## What needs to be done
Return every record verbatim.

________________________

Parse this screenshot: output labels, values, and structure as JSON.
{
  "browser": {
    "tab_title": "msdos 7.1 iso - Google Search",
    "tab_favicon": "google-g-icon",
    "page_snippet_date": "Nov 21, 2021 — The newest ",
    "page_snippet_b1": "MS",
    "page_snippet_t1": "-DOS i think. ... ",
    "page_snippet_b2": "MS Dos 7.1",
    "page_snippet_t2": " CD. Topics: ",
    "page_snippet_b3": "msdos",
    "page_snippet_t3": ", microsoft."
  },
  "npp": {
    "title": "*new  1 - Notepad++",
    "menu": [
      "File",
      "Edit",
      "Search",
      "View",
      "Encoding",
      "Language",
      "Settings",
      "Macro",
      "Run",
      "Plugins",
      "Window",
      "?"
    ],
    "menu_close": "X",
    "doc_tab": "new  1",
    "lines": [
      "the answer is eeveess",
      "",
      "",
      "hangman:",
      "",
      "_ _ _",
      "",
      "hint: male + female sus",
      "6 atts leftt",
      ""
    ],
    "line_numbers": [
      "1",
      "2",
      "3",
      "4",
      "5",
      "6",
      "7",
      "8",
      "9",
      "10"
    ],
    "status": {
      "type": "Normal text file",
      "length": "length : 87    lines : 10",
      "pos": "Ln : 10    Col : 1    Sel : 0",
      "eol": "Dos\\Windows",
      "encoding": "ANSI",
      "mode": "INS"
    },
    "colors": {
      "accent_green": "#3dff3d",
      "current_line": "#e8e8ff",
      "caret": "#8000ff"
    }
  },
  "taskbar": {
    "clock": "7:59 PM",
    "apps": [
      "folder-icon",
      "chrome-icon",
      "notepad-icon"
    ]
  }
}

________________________

## Solution to the exercise
Parse this screenshot: output labels, values, and structure as JSON.
{
  "browser": {
    "tab_title": "msdos 7.1 iso - Google Search",
    "tab_favicon": "google-g-icon",
    "page_snippet_date": "Nov 21, 2021 — The newest ",
    "page_snippet_b1": "MS",
    "page_snippet_t1": "-DOS i think. ... ",
    "page_snippet_b2": "MS Dos 7.1",
    "page_snippet_t2": " CD. Topics: ",
    "page_snippet_b3": "msdos",
    "page_snippet_t3": ", microsoft."
  },
  "npp": {
    "title": "*new  1 - Notepad++",
    "menu": [
      "File",
      "Edit",
      "Search",
      "View",
      "Encoding",
      "Language",
      "Settings",
      "Macro",
      "Run",
      "Plugins",
      "Window",
      "?"
    ],
    "menu_close": "X",
    "doc_tab": "new  1",
    "lines": [
      "the answer is eeveess",
      "",
      "",
      "hangman:",
      "",
      "_ _ _",
      "",
      "hint: male + female sus",
      "6 atts leftt",
      ""
    ],
    "line_numbers": [
      "1",
      "2",
      "3",
      "4",
      "5",
      "6",
      "7",
      "8",
      "9",
      "10"
    ],
    "status": {
      "type": "Normal text file",
      "length": "length : 87    lines : 10",
      "pos": "Ln : 10    Col : 1    Sel : 0",
      "eol": "Dos\\Windows",
      "encoding": "ANSI",
      "mode": "INS"
    },
    "colors": {
      "accent_green": "#3dff3d",
      "current_line": "#e8e8ff",
      "caret": "#8000ff"
    }
  },
  "taskbar": {
    "clock": "7:59 PM",
    "apps": [
      "folder-icon",
      "chrome-icon",
      "notepad-icon"
    ]
  }
}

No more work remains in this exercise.